(Entries from a dataset of interfaces)
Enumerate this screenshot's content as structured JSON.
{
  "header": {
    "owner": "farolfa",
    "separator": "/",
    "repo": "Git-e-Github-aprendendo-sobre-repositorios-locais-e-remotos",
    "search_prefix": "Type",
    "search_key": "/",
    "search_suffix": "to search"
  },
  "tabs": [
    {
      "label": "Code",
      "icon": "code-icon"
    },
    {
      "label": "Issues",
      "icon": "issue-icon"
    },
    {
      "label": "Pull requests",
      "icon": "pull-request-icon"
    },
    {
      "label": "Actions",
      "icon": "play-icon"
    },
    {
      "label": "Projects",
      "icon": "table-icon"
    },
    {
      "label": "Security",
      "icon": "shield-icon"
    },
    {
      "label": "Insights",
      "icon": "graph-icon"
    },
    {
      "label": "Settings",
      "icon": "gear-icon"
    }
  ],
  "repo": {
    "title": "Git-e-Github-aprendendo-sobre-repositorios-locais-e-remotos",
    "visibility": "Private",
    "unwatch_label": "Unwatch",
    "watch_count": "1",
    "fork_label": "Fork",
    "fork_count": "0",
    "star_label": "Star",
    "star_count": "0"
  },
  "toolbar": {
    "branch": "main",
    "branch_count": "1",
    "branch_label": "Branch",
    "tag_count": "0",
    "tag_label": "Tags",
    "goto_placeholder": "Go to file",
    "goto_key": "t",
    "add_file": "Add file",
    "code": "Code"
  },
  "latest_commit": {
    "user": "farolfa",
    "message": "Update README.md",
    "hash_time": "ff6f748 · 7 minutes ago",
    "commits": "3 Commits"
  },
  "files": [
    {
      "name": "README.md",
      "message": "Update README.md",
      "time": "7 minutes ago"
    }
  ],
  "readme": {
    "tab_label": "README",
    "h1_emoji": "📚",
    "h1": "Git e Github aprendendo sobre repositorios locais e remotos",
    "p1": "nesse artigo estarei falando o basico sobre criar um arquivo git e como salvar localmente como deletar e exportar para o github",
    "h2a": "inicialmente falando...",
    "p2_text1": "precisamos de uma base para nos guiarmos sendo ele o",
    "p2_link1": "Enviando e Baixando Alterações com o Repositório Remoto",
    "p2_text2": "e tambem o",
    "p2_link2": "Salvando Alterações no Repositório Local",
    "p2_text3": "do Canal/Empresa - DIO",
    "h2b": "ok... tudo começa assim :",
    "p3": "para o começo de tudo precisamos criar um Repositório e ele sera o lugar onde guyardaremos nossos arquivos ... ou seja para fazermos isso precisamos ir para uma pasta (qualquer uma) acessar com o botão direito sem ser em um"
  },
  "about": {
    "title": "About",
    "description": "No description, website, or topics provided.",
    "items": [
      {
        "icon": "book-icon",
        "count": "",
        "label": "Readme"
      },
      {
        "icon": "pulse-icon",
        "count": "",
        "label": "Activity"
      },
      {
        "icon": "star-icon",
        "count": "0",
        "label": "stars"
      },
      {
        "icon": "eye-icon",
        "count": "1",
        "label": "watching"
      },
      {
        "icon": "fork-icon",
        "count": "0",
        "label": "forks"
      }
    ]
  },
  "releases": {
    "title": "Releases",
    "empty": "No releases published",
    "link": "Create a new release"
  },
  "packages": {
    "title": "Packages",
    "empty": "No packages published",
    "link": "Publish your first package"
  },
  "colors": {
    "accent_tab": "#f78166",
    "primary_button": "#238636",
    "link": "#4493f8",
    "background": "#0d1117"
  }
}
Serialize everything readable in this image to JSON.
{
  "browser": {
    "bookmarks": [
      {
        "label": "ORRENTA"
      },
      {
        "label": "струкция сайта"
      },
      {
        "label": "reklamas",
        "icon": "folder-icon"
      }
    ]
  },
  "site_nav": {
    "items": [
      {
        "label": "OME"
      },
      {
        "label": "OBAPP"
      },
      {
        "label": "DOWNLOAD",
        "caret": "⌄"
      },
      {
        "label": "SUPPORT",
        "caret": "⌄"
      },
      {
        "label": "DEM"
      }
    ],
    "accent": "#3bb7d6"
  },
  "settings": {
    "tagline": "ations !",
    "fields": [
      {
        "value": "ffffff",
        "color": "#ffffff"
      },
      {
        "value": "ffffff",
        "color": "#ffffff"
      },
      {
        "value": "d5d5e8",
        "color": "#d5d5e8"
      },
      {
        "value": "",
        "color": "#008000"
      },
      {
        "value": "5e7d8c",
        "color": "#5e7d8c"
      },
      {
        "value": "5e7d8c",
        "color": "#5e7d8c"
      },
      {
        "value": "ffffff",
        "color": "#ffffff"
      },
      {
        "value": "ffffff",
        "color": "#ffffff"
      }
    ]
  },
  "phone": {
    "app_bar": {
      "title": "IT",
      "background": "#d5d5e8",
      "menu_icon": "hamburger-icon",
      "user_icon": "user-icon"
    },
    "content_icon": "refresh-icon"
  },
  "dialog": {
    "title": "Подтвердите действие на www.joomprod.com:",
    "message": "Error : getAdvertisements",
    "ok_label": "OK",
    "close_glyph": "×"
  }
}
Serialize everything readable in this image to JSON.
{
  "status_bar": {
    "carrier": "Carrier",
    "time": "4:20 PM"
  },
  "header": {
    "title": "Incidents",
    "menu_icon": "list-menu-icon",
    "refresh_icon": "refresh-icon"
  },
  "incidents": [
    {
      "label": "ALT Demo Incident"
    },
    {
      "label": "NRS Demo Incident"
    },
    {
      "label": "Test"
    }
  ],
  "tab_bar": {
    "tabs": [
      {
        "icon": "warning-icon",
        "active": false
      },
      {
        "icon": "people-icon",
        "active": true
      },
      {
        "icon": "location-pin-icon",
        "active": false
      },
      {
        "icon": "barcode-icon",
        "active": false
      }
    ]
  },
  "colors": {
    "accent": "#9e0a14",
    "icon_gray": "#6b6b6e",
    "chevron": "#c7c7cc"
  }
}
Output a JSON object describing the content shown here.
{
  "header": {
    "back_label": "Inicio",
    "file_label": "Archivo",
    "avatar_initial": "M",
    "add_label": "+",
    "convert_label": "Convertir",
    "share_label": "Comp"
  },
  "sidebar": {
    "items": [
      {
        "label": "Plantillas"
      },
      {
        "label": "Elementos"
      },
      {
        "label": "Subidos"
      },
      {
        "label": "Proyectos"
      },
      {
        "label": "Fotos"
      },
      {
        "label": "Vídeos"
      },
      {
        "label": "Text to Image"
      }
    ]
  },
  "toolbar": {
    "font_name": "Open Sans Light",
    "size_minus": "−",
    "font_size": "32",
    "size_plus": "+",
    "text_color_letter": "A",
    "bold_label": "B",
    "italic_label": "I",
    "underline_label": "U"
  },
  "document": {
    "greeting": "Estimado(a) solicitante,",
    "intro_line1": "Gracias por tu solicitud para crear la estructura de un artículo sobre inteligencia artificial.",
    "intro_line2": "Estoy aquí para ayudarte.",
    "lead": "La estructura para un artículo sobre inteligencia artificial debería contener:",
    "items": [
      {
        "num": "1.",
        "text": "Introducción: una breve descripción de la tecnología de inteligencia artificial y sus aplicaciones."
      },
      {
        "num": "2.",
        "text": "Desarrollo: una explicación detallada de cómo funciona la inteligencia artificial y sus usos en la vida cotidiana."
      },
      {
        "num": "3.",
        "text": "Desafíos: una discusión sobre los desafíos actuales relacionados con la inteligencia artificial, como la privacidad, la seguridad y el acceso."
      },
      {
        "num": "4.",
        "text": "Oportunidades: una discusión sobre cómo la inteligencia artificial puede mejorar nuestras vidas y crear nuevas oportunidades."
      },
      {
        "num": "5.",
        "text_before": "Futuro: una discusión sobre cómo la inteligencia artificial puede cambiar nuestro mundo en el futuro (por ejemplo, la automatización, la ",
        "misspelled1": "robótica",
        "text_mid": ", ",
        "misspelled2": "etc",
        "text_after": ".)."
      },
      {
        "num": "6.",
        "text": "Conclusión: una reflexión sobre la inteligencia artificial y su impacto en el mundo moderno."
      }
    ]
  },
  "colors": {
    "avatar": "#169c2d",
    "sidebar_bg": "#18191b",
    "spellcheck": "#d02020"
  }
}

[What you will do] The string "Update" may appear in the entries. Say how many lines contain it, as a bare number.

[Response] 2